START PROVIDED DATA

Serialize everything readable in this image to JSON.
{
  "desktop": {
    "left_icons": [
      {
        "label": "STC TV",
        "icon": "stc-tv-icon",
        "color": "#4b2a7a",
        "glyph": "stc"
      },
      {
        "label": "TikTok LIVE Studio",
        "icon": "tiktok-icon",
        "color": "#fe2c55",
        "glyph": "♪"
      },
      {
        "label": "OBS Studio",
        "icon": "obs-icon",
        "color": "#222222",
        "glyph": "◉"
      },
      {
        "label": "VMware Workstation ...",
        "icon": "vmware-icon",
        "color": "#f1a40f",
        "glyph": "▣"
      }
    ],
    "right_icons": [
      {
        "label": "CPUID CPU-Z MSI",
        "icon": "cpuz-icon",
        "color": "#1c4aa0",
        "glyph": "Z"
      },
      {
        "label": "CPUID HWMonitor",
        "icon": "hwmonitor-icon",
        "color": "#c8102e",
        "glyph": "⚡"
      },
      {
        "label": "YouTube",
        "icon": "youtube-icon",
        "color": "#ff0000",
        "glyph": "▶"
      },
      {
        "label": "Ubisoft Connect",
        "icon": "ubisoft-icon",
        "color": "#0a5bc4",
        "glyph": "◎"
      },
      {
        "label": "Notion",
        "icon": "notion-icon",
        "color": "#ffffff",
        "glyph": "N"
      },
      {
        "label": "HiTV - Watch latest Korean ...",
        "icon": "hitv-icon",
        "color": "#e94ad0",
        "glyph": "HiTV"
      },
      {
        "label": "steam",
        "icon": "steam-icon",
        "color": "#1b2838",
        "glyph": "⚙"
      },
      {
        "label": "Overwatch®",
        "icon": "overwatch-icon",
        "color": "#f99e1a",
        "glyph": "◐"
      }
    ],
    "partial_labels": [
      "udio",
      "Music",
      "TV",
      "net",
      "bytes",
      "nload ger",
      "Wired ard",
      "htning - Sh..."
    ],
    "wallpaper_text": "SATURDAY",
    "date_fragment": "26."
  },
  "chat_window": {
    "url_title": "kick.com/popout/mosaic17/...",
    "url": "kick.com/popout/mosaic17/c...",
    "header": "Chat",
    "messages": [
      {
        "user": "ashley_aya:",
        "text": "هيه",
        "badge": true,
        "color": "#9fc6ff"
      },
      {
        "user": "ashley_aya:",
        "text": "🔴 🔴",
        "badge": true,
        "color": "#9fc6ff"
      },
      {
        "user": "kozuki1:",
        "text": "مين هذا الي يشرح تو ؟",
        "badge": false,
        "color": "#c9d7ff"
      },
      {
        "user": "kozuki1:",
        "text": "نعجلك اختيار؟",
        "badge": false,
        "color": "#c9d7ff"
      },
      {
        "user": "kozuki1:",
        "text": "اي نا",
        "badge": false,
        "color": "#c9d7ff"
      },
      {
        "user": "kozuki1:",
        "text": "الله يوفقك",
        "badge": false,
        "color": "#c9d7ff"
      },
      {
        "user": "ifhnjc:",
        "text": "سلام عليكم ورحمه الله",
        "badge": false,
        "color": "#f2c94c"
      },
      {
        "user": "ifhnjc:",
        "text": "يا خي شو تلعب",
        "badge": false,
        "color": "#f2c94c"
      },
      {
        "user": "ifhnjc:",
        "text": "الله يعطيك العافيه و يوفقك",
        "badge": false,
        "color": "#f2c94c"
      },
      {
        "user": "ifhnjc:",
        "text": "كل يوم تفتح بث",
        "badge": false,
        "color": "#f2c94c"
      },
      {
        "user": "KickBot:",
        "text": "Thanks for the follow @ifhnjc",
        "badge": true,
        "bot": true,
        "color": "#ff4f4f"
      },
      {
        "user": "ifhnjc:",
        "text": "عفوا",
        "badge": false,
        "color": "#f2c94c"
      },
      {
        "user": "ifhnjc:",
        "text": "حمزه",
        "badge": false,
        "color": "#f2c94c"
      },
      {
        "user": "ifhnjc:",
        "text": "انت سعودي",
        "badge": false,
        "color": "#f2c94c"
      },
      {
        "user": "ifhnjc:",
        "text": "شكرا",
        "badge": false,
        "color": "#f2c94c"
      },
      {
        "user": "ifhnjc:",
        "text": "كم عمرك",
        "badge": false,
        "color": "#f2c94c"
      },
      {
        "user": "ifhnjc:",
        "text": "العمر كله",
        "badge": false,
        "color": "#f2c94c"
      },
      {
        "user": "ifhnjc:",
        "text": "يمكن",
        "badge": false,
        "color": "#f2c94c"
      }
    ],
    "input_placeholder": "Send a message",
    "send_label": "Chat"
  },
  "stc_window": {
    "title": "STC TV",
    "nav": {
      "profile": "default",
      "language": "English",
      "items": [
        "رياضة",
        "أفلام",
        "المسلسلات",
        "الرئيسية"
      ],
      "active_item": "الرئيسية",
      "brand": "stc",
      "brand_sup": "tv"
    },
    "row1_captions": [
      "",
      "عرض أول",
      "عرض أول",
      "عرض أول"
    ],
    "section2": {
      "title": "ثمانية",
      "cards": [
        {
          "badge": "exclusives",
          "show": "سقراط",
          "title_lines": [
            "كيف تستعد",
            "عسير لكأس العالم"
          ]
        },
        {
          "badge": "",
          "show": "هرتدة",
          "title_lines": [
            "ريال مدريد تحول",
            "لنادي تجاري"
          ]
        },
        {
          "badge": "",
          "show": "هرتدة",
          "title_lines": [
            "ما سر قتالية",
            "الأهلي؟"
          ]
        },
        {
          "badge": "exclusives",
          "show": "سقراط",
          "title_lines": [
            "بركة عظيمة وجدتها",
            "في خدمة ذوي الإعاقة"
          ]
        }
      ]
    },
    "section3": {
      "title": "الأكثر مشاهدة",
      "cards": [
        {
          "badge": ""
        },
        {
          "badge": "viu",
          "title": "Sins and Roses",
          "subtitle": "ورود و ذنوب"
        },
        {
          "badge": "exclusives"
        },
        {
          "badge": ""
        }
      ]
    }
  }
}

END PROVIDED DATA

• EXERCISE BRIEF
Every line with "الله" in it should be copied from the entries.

• TASK ANSWER
        "text": "الله يوفقك",
        "text": "سلام عليكم ورحمه الله",
        "text": "الله يعطيك العافيه و يوفقك",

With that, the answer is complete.